Collection entries

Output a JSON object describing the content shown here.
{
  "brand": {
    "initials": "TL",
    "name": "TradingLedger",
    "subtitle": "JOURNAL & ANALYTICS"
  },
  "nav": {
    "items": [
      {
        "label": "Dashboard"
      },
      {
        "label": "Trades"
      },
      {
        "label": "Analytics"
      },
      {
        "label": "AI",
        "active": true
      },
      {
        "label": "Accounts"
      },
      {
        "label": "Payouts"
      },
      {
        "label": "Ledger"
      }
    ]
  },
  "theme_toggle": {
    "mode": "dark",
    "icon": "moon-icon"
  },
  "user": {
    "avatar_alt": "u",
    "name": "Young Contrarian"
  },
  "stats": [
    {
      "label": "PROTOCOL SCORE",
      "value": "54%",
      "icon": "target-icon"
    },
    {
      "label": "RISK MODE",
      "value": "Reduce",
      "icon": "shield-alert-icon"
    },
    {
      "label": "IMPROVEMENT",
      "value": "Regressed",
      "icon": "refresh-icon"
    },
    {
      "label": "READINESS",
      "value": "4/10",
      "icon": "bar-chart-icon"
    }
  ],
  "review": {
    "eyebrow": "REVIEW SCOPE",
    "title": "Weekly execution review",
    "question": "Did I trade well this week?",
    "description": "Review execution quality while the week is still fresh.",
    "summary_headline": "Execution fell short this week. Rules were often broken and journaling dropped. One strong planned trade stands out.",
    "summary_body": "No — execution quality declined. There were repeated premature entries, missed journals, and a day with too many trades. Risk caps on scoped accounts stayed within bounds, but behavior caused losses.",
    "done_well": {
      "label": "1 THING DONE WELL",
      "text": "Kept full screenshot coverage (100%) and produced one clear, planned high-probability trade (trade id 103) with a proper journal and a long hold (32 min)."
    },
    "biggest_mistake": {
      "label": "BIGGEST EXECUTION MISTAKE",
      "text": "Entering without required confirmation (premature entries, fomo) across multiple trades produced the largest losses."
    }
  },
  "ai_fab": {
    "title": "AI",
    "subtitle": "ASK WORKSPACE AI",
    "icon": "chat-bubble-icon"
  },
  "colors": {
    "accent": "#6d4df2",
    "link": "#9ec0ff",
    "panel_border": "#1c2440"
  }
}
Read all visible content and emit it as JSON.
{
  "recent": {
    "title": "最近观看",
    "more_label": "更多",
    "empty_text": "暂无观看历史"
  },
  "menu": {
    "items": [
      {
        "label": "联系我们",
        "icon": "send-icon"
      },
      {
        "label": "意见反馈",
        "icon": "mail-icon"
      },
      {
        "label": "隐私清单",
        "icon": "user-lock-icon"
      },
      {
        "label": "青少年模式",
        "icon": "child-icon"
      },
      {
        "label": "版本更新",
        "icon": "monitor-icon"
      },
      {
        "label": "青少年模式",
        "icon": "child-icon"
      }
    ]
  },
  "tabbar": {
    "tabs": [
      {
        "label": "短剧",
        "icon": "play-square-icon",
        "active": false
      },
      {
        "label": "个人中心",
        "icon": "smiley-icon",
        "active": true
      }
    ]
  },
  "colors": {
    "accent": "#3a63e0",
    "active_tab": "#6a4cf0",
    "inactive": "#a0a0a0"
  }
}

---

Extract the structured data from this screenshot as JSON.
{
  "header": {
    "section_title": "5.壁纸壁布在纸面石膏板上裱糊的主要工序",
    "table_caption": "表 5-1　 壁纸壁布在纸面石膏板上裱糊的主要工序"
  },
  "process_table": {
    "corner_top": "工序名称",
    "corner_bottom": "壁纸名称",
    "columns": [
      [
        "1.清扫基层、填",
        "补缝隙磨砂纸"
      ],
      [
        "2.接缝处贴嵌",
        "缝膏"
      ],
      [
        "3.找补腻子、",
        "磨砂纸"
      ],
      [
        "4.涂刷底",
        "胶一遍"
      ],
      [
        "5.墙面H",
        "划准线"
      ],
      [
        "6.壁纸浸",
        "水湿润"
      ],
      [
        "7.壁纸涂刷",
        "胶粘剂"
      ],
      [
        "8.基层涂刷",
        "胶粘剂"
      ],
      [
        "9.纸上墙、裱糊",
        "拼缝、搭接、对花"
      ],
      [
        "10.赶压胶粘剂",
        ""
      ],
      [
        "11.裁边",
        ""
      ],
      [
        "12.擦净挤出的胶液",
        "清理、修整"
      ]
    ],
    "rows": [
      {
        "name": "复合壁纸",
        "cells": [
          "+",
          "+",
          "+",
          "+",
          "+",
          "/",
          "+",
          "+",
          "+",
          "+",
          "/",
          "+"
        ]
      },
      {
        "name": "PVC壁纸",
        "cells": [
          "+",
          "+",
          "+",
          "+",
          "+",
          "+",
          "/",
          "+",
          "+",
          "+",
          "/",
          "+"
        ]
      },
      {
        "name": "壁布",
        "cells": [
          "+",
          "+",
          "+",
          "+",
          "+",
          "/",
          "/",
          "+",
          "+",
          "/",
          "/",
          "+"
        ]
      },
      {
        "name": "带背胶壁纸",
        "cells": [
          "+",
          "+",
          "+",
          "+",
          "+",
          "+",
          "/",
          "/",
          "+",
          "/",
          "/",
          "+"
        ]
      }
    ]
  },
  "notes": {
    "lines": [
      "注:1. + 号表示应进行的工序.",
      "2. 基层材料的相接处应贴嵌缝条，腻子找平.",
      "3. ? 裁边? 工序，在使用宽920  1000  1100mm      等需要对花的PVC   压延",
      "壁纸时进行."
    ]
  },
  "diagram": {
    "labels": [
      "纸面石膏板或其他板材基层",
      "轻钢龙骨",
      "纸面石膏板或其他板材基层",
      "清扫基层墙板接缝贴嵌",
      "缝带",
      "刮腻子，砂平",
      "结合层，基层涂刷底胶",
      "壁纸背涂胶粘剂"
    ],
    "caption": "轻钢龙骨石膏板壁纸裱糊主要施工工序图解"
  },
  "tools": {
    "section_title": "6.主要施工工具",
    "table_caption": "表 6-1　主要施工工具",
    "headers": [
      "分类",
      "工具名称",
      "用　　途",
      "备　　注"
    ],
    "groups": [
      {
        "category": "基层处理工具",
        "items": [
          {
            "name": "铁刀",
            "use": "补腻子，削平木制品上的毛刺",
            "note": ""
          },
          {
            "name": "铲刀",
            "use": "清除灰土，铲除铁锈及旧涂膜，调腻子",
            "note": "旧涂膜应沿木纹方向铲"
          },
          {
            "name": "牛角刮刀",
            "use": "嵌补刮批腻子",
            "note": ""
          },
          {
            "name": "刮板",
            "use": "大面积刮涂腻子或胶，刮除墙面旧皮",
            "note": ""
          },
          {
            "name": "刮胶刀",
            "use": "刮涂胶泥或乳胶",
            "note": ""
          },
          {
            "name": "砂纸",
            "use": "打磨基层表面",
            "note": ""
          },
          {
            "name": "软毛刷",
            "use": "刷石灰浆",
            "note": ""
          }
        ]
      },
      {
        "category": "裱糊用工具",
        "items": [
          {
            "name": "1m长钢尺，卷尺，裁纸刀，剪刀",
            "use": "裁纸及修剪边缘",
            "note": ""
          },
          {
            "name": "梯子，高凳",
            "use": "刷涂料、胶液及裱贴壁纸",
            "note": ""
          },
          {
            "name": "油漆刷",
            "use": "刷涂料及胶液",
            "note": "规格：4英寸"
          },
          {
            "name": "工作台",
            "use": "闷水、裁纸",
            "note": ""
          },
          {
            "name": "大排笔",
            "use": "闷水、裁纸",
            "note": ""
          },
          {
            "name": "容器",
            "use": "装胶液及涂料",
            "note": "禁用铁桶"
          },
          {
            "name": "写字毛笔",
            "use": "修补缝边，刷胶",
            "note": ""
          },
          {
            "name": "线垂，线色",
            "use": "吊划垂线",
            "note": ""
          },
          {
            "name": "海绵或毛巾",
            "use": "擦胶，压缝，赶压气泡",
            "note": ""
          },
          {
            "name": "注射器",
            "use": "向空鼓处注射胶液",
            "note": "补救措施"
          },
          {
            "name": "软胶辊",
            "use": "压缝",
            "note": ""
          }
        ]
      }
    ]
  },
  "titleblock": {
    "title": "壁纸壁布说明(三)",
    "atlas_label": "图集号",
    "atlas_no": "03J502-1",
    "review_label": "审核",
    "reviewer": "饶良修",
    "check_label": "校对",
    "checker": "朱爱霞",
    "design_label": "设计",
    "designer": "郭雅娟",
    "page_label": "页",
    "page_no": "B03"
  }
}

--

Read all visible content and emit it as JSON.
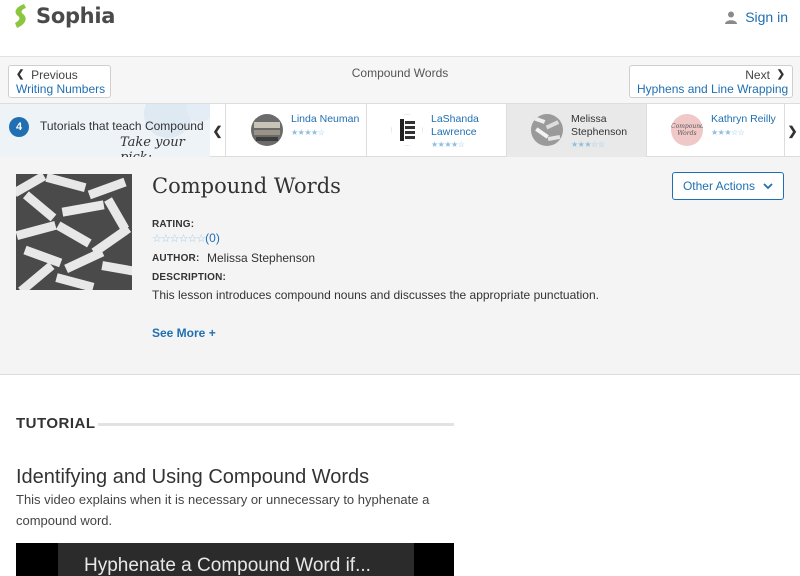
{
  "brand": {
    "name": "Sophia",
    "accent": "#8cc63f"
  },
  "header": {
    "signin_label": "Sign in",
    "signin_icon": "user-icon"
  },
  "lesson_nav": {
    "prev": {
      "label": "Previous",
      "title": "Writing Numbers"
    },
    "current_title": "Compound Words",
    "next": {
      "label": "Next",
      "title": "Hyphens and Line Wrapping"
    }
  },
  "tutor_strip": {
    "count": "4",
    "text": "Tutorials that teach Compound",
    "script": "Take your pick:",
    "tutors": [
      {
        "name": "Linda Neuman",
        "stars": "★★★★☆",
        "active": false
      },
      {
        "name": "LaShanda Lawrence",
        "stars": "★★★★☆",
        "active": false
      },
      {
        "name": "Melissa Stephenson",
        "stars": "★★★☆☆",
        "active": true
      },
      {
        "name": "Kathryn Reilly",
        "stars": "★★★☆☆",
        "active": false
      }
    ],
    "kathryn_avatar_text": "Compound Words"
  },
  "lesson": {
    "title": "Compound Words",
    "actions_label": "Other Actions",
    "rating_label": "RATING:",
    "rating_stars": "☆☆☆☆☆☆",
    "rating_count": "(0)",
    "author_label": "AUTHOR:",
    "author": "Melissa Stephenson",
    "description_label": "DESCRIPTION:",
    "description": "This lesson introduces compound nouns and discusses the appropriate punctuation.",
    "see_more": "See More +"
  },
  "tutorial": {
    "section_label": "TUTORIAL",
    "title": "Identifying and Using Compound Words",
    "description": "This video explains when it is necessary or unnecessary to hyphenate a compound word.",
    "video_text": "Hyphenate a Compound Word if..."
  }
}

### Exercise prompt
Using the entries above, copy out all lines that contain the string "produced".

### Exercise output
      "text": "Kept full screenshot coverage (100%) and produced one clear, planned high-probability trade (trade id 103) with a proper journal and a long hold (32 min)."
      "text": "Entering without required confirmation (premature entries, fomo) across multiple trades produced the largest losses."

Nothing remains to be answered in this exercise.